How it works

Response to Disturbances

  • During normal conditions, each HVDC tie is operated in a conventional manner with power flow held at scheduled levels on each tie until a disturbance is sensed on either side of the HVDC link.
  • The disturbance is indicated by changes in frequency beyond a small threshold. Power transfer is automatically changed to support a falling frequency or limit a rising frequency.
  • Power flows can be increased up to the ratings of the HVDC ties or to the thermal or voltage limits imposed by adjacent ac systems on either side of the HVDC ties.
  • Without the protection assured by grid segmentation, disturbances can propagate without bound, causing tie power flows to increase to levels exceeding thermal limits, and eventually violating voltage and angular stability limits and thereby triggering cascading.
  • With HVDC ties, power transfers are limited to safe levels that will often be beyond the stability limits of ac ties.
  • Unlike unsegmented grids where the possibility of any one ac tie reaching a thermal or voltage limit requires constraining the loading of other parallel ties to levels substantially below their thermal capabilities, and which are thus underutilized, each HVDC tie can operate up to its local thermal or voltage limit.
  • The ability to control power flows at the perimeter of an area (ac sector) allows adjustment of power flows to counter disturbances and internal problems that could otherwise result in intra-area cascading.
  • Centralized control and coordination of power flows over the HVDC ties will be limited to normal dispatching of inter-area power flows and remedial adjustments to limit or reduce power flow in weakened areas within a sector. (The latter capability is generally available for today’s grids only from phase angle regulators in ac ties.) This degree of flow controllability is much faster and more manageable with HVDC ties.
  • Inter-area support (that is traditionally provided by synchronizing power with its problematic lack of controllability) is provided by what is effectively a governor control on each HVDC tie that responds to frequency differences between asynchronous areas. When a disturbance in one area triggers increased power flow from adjacent ac systems via these controls, the frequency change in the adjacent systems will cause increased support from more remote ac systems.
  • A major disturbance that causes frequency to drop in an area may load HVDC ties to their local power transfer limits. The first result is cascading avoidance. The second result is the activation of spinning reserve in the affected system as frequency is allowed to drop. Between increasing tie flows and greater intra-area generator's production from spinning reserve, the frequency drop may be arrested. If it is not, under-frequency load shedding that normally responds after a grid breakup, will come into play and arrest the frequency decay with a relatively lesser loss of customers.
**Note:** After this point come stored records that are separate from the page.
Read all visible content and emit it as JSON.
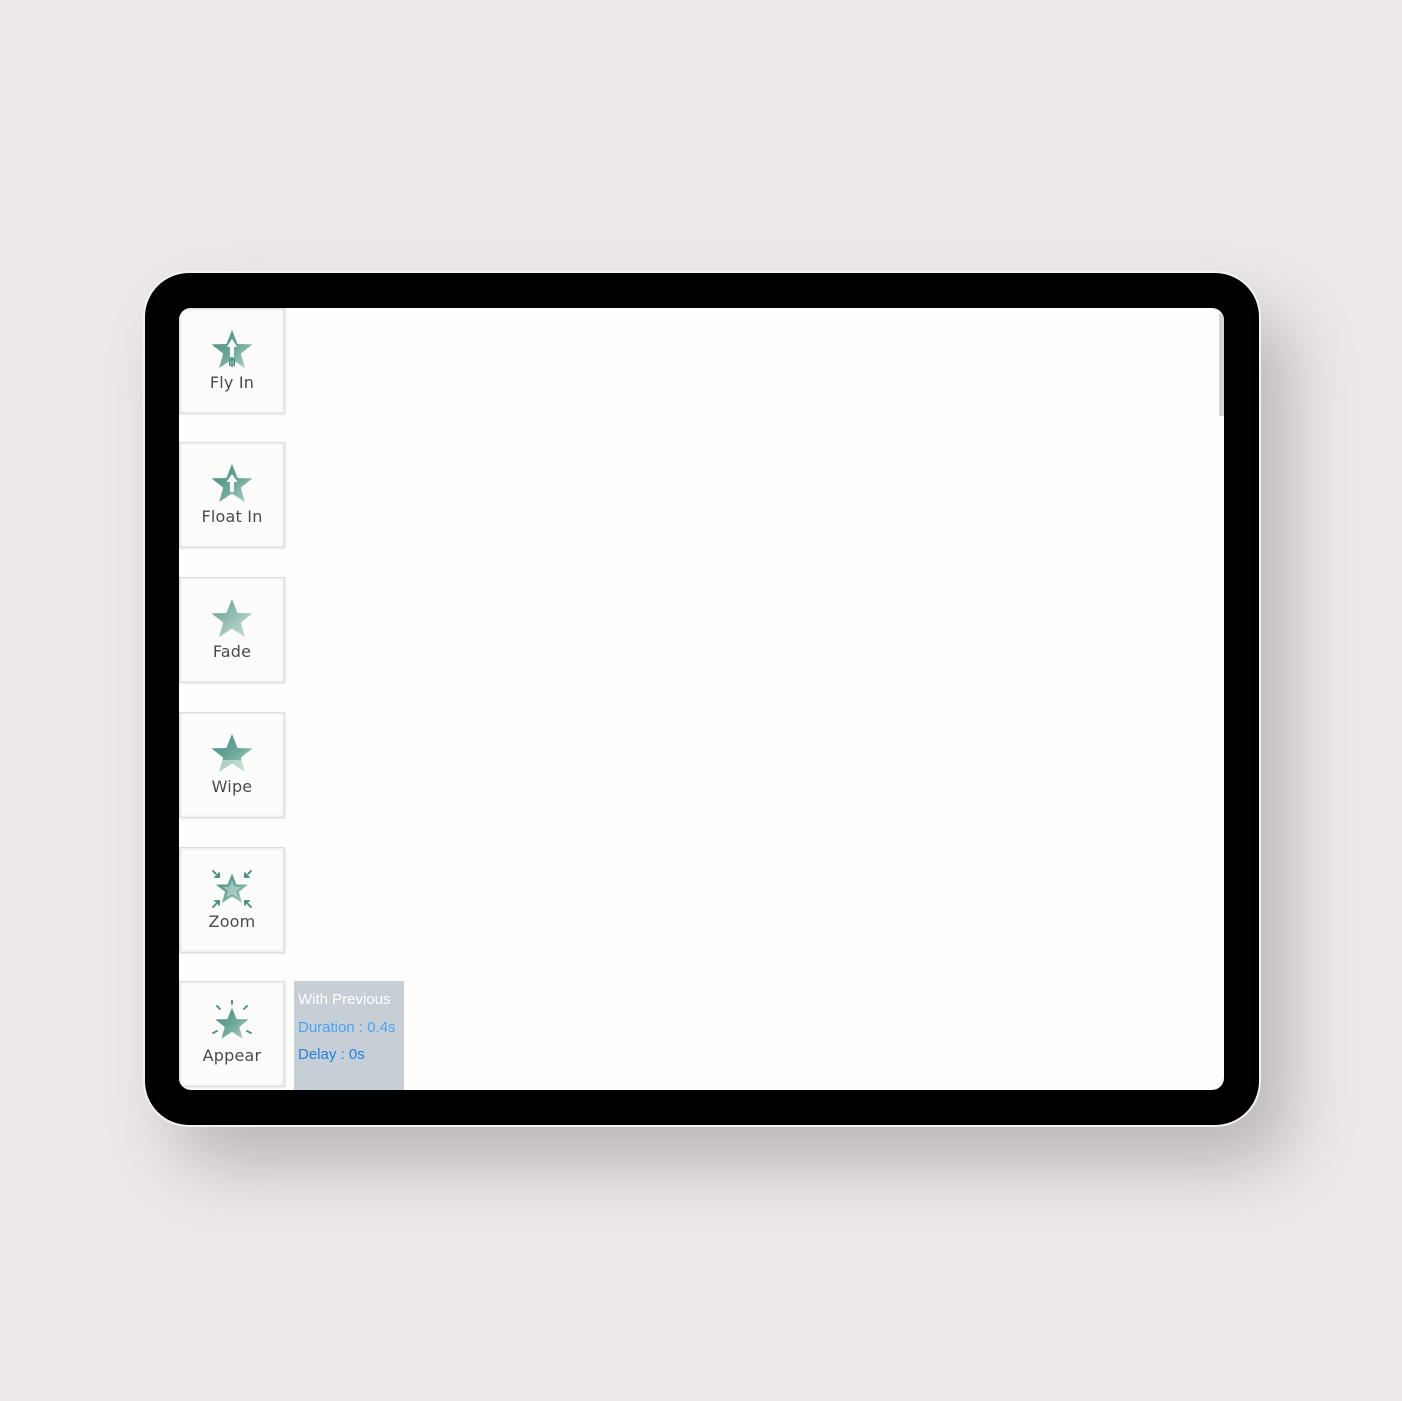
{
  "effects": [
    {
      "label": "Fly In",
      "icon": "fly-in-star-icon"
    },
    {
      "label": "Float In",
      "icon": "float-in-star-icon"
    },
    {
      "label": "Fade",
      "icon": "fade-star-icon"
    },
    {
      "label": "Wipe",
      "icon": "wipe-star-icon"
    },
    {
      "label": "Zoom",
      "icon": "zoom-star-icon"
    },
    {
      "label": "Appear",
      "icon": "appear-star-icon"
    }
  ],
  "timing": {
    "trigger": "With Previous",
    "duration": "Duration : 0.4s",
    "delay": "Delay : 0s"
  },
  "colors": {
    "star_teal": "#5f9e91",
    "panel_bg": "#c6cfd6",
    "duration_text": "#4aa3f0",
    "delay_text": "#1f80e5",
    "device_frame": "#000000",
    "page_bg": "#ede9e8"
  }
}
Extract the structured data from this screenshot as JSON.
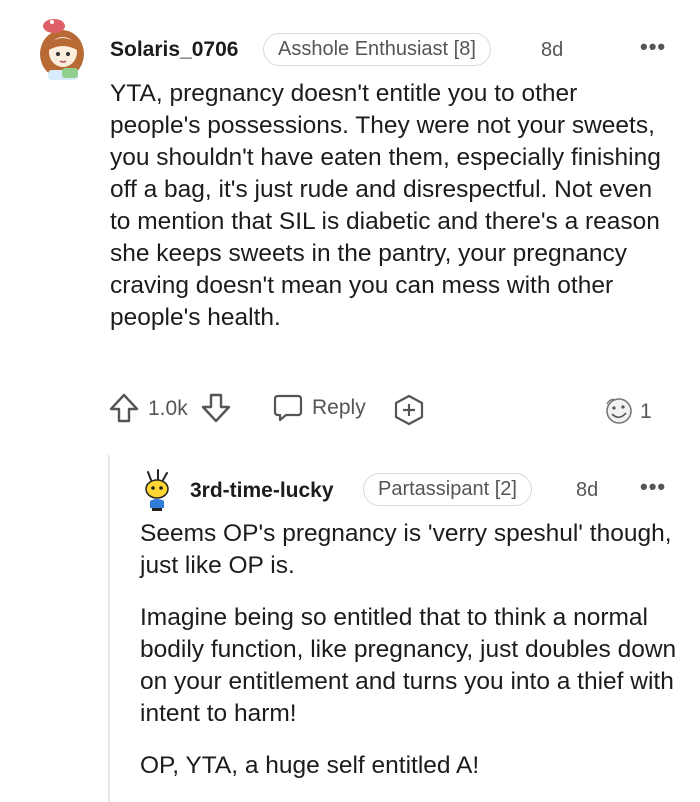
{
  "comment": {
    "username": "Solaris_0706",
    "flair": "Asshole Enthusiast [8]",
    "age": "8d",
    "more_icon": "ellipsis-icon",
    "body": "YTA, pregnancy doesn't entitle you to other people's possessions. They were not your sweets, you shouldn't have eaten them, especially finishing off a bag, it's just rude and disrespectful. Not even to mention that SIL is diabetic and there's a reason she keeps sweets in the pantry, your pregnancy craving doesn't mean you can mess with other people's health.",
    "votes": "1.0k",
    "reply_label": "Reply",
    "award_count": "1"
  },
  "reply": {
    "username": "3rd-time-lucky",
    "flair": "Partassipant [2]",
    "age": "8d",
    "paragraphs": [
      "Seems OP's pregnancy is 'verry speshul' though, just like OP is.",
      "Imagine being so entitled that to think a normal bodily function, like pregnancy, just doubles down on your entitlement and turns you into a thief with intent to harm!",
      "OP, YTA, a huge self entitled A!"
    ]
  },
  "colors": {
    "text": "#1c1c1c",
    "muted": "#555555",
    "border": "#d9d9d9"
  }
}
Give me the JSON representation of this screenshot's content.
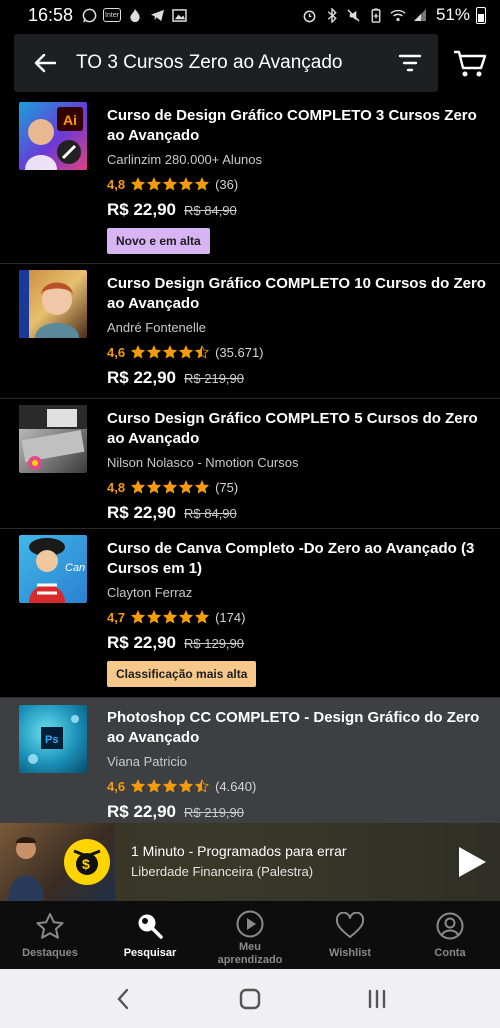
{
  "status_bar": {
    "time": "16:58",
    "battery": "51%",
    "left_icons": [
      "whatsapp-icon",
      "inter-icon",
      "fire-icon",
      "telegram-icon",
      "gallery-icon"
    ],
    "inter_label": "Inter",
    "right_icons": [
      "alarm-icon",
      "bluetooth-icon",
      "mute-icon",
      "battery-saver-icon",
      "wifi-icon",
      "signal-icon"
    ]
  },
  "header": {
    "search_query": "TO 3 Cursos Zero ao Avançado",
    "back_icon": "arrow-left-icon",
    "filter_icon": "filter-icon",
    "cart_icon": "cart-icon"
  },
  "courses": [
    {
      "title": "Curso de Design Gráfico COMPLETO 3 Cursos Zero ao Avançado",
      "author": "Carlinzim 280.000+ Alunos",
      "rating": "4,8",
      "stars": 5,
      "count": "(36)",
      "price": "R$ 22,90",
      "old_price": "R$ 84,90",
      "badge": "Novo e em alta",
      "thumb_label": "Ai"
    },
    {
      "title": "Curso Design Gráfico COMPLETO 10 Cursos do Zero ao Avançado",
      "author": "André Fontenelle",
      "rating": "4,6",
      "stars": 4.5,
      "count": "(35.671)",
      "price": "R$ 22,90",
      "old_price": "R$ 219,90"
    },
    {
      "title": "Curso Design Gráfico COMPLETO 5 Cursos do Zero ao Avançado",
      "author": "Nilson Nolasco - Nmotion Cursos",
      "rating": "4,8",
      "stars": 5,
      "count": "(75)",
      "price": "R$ 22,90",
      "old_price": "R$ 84,90"
    },
    {
      "title": "Curso de Canva Completo -Do Zero ao Avançado (3 Cursos em 1)",
      "author": "Clayton Ferraz",
      "rating": "4,7",
      "stars": 5,
      "count": "(174)",
      "price": "R$ 22,90",
      "old_price": "R$ 129,90",
      "badge": "Classificação mais alta",
      "thumb_label": "Can"
    },
    {
      "title": "Photoshop CC COMPLETO - Design Gráfico do Zero ao Avançado",
      "author": "Viana Patricio",
      "rating": "4,6",
      "stars": 4.5,
      "count": "(4.640)",
      "price": "R$ 22,90",
      "old_price": "R$ 219,90",
      "thumb_label": "Ps"
    }
  ],
  "mini_player": {
    "title": "1 Minuto - Programados para errar",
    "subtitle": "Liberdade Financeira (Palestra)",
    "play_icon": "play-icon"
  },
  "bottom_nav": [
    {
      "label": "Destaques",
      "icon": "star-icon",
      "active": false
    },
    {
      "label": "Pesquisar",
      "icon": "search-icon",
      "active": true
    },
    {
      "label": "Meu aprendizado",
      "icon": "play-circle-icon",
      "active": false
    },
    {
      "label": "Wishlist",
      "icon": "heart-icon",
      "active": false
    },
    {
      "label": "Conta",
      "icon": "account-icon",
      "active": false
    }
  ],
  "colors": {
    "rating_orange": "#f69c08",
    "badge_new": "#d8b4f4",
    "badge_top": "#f6c98b",
    "highlight_row": "#3e3f42"
  }
}
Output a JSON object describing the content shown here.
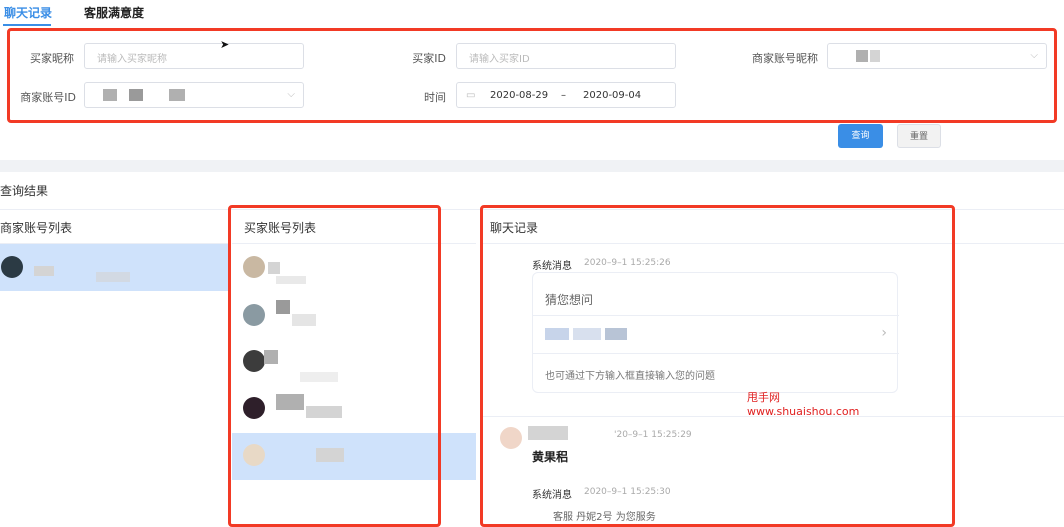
{
  "tabs": [
    {
      "label": "聊天记录",
      "active": true
    },
    {
      "label": "客服满意度",
      "active": false
    }
  ],
  "filters": {
    "buyer_nickname_label": "买家昵称",
    "buyer_nickname_placeholder": "请输入买家昵称",
    "buyer_id_label": "买家ID",
    "buyer_id_placeholder": "请输入买家ID",
    "merchant_account_nickname_label": "商家账号昵称",
    "merchant_account_id_label": "商家账号ID",
    "time_label": "时间",
    "date_start": "2020-08-29",
    "date_separator": "–",
    "date_end": "2020-09-04"
  },
  "buttons": {
    "query": "查询",
    "reset": "重置"
  },
  "results": {
    "title": "查询结果",
    "merchant_list_title": "商家账号列表",
    "buyer_list_title": "买家账号列表",
    "chat_title": "聊天记录"
  },
  "chat": {
    "system_label_1": "系统消息",
    "system_time_1": "2020–9–1 15:25:26",
    "guess_title": "猜您想问",
    "hint_text": "也可通过下方输入框直接输入您的问题",
    "buyer_time": "'20–9–1 15:25:29",
    "buyer_message": "黄果稆",
    "system_label_2": "系统消息",
    "system_time_2": "2020–9–1 15:25:30",
    "service_text": "客服 丹妮2号 为您服务"
  },
  "watermark": {
    "line1": "甩手网",
    "line2": "www.shuaishou.com"
  },
  "colors": {
    "accent": "#3a8ee6",
    "highlight_box": "#f23a25",
    "selected_row": "#cfe2fb"
  }
}
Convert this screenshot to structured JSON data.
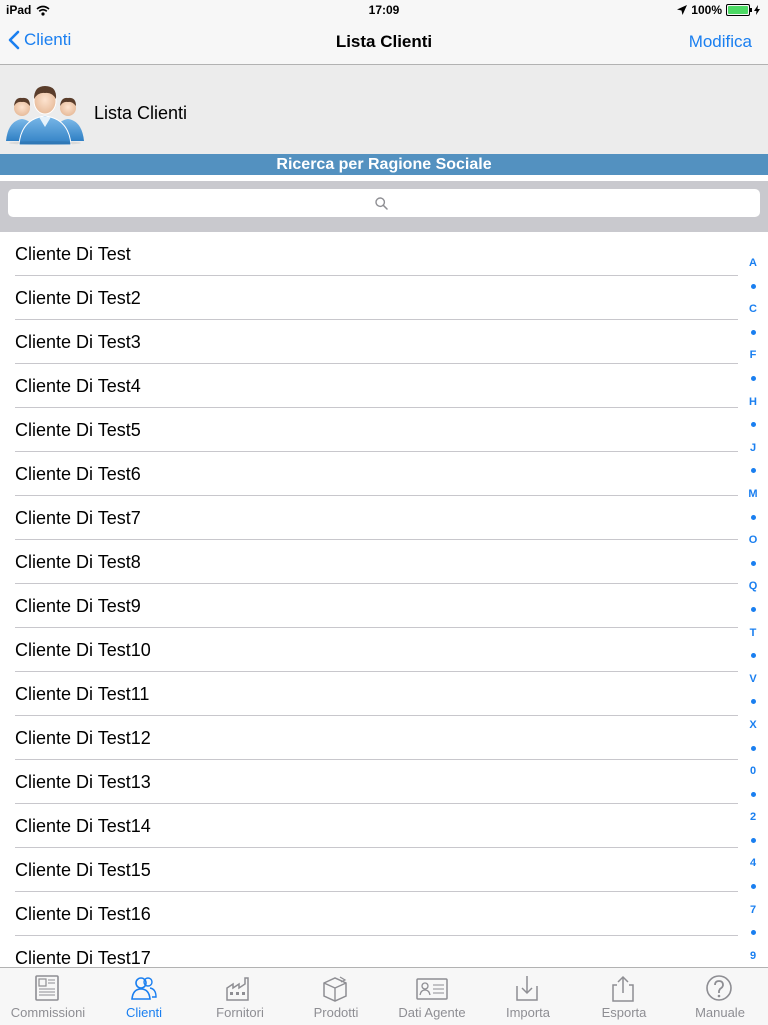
{
  "status": {
    "device": "iPad",
    "time": "17:09",
    "battery": "100%",
    "battery_level": 1.0
  },
  "nav": {
    "back_label": "Clienti",
    "title": "Lista Clienti",
    "edit_label": "Modifica"
  },
  "header": {
    "title": "Lista Clienti",
    "banner": "Ricerca per Ragione Sociale"
  },
  "search": {
    "placeholder": ""
  },
  "clients": [
    "Cliente Di Test",
    "Cliente Di Test2",
    "Cliente Di Test3",
    "Cliente Di Test4",
    "Cliente Di Test5",
    "Cliente Di Test6",
    "Cliente Di Test7",
    "Cliente Di Test8",
    "Cliente Di Test9",
    "Cliente Di Test10",
    "Cliente Di Test11",
    "Cliente Di Test12",
    "Cliente Di Test13",
    "Cliente Di Test14",
    "Cliente Di Test15",
    "Cliente Di Test16",
    "Cliente Di Test17"
  ],
  "index": [
    "A",
    "•",
    "C",
    "•",
    "F",
    "•",
    "H",
    "•",
    "J",
    "•",
    "M",
    "•",
    "O",
    "•",
    "Q",
    "•",
    "T",
    "•",
    "V",
    "•",
    "X",
    "•",
    "0",
    "•",
    "2",
    "•",
    "4",
    "•",
    "7",
    "•",
    "9"
  ],
  "tabs": [
    {
      "label": "Commissioni",
      "icon": "ledger-icon",
      "active": false
    },
    {
      "label": "Clienti",
      "icon": "people-icon",
      "active": true
    },
    {
      "label": "Fornitori",
      "icon": "factory-icon",
      "active": false
    },
    {
      "label": "Prodotti",
      "icon": "box-icon",
      "active": false
    },
    {
      "label": "Dati Agente",
      "icon": "id-card-icon",
      "active": false
    },
    {
      "label": "Importa",
      "icon": "download-icon",
      "active": false
    },
    {
      "label": "Esporta",
      "icon": "share-icon",
      "active": false
    },
    {
      "label": "Manuale",
      "icon": "help-icon",
      "active": false
    }
  ],
  "colors": {
    "accent": "#1a7ff0",
    "banner": "#5391c0"
  }
}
Three sector segmented interconnectiion

Loss of generation in sector A, sector A spinning reserve activates

Sector B spinning reserve activates to support sector A

Sector C spinning reserve activates to support sSector A